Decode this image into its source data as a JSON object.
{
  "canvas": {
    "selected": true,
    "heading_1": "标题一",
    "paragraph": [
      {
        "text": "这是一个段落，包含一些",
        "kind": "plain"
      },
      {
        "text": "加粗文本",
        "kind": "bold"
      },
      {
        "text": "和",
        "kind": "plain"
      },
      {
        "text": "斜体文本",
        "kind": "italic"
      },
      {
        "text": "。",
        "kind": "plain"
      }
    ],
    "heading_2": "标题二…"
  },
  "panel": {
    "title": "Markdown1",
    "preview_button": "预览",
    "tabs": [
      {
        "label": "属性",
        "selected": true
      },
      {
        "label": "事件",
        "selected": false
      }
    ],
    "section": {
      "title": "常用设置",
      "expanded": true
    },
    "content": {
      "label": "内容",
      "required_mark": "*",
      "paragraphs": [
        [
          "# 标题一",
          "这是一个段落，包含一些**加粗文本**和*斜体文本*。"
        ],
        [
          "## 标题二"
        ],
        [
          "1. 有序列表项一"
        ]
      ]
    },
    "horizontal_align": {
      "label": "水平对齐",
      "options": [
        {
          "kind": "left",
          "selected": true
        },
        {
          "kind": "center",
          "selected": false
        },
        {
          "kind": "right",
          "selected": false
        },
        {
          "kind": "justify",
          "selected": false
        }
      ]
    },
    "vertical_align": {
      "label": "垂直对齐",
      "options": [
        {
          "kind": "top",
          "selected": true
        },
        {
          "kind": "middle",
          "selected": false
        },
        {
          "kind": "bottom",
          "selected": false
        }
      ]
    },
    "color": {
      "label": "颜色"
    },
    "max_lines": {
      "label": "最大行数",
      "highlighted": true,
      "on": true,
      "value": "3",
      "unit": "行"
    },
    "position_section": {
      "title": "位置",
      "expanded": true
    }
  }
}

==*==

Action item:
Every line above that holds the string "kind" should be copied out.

Task solution:
        "kind": "plain"
        "kind": "bold"
        "kind": "plain"
        "kind": "italic"
        "kind": "plain"
          "kind": "left",
          "kind": "center",
          "kind": "right",
          "kind": "justify",
          "kind": "top",
          "kind": "middle",
          "kind": "bottom",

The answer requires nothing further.